the Second Annual Cancer Care Symposium, sponsored by the Robert H.
Lurie Comprehensive Cancer Center of Northwestern University.
When the IOM Committee on Cancer Research Among Minorities and the
Medically Underserved asked NIH and NCI how much money they were
spending on projects involving ethnic minorities and low-income
populations, it got two answers: NIH said that in fiscal year 1997,
$124 million was devoted to research that was considered to be
relevant to the target groups and $44 million was spent on research
specific to what NIH categorizes as special populations.
Dr. Smedley said that, in arriving at the $124 million figure, NIH
calculated a percent relevancy score, which reflected the percentage
of minorities and medically underserved individuals who were enrolled
in research studies in fiscal year 1997. For example, if a breast
cancer study had a total of 1,000 subjects and 300 were ethnic
minorities, NIH would conclude that 30% of the budget for the study
was spent on research involving minorities.
The $44 million total for special populations was based on the amount
of resources devoted to research that included not only ethnic
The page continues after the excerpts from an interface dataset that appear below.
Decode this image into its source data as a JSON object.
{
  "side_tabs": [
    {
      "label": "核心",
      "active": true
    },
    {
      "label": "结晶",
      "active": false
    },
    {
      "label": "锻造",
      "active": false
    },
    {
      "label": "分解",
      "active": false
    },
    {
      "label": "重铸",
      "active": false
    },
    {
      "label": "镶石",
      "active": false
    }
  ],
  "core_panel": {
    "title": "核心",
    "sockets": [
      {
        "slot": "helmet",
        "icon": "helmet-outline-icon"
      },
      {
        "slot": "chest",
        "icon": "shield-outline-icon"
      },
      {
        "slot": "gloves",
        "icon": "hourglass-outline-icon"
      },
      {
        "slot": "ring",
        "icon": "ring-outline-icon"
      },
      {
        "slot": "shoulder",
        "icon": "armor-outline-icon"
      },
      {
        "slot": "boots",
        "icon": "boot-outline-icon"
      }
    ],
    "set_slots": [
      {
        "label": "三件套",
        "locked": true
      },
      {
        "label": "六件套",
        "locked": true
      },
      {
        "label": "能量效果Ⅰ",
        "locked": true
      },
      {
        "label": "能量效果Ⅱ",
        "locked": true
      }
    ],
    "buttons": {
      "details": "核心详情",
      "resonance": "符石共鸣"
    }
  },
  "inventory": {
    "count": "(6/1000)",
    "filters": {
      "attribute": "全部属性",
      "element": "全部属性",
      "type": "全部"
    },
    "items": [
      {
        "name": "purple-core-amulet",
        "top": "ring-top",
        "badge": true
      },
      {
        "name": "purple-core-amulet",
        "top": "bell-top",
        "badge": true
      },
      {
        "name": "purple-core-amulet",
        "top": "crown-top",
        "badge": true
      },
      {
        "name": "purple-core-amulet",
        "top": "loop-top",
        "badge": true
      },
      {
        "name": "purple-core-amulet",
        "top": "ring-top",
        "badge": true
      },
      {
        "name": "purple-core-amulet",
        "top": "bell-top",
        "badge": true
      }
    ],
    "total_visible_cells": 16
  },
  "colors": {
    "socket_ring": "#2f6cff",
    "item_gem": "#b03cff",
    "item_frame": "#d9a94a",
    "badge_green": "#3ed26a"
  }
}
minorities but also other populations, such as blue collar workers,
rural residents , and other groups who may be at increased risk for
cancer by virtue of their occupation, living conditions, or low
[The explanations of the percent relevancy score and amounts
allocated to special populations were obtained from IOM;
representatives from NCI could not be reached for comment.]
As a result, neither the $124 million nor the $44 million figure was
appropriate, according to the IOM committee, because neither
calculation dealt with Congress principal concern.
Congress wanted to know how much is being spent specifically to
address the research needs of minorities and medically underserved
populations or to address the very real gaps in our research
understanding about why some groups have a greater risk for cancer as
opposed to others. Those questions are not really adequately answered
by reporting a percent relevancy score or by reporting the amount of
money spent on special populations, Dr. Smedley said.
The IOM committee derived its own calculation of the amount of
resources expended on cancer research among minorities and the
underserved, which, at $24 million, was considerably lower than
NIHs calculation. Even this figure was not completely
satisfactory because NIH does not code research projects on the basis
of the projects underlying research questions. If a
research study posed a specific hypothesis about the disproportionate
burden of cancer in ethnic minorities or the medically underserved or
posed some other question that would help to increase our
understanding of cancer in those populations, then the committee
would argue that those studies should be included in the total amount
that is being spent by NIH on cancer research among those
populations, Dr. Smedley said.
Among its recommendations, the IOM committee called for NCI to devise
a uniform definition of special populations based on the burden of
cancer. The panel also asked NIH to enhance the accuracy of its
calculation of research funding by adopting a new accounting system
founded on the research questions that drive clinical studies, not on
the percent relevancy of enrolled populations.
The debate over whose figures were correct also underscored one
of the committees major points, and that is the need for an
objective and verifiable coding scheme that would allow NIH to report
to Congress a figure that scientists and the lay community can trust.
The only way to do that is to look at the nature of the research
question that is being posed, Dr. Smedley said.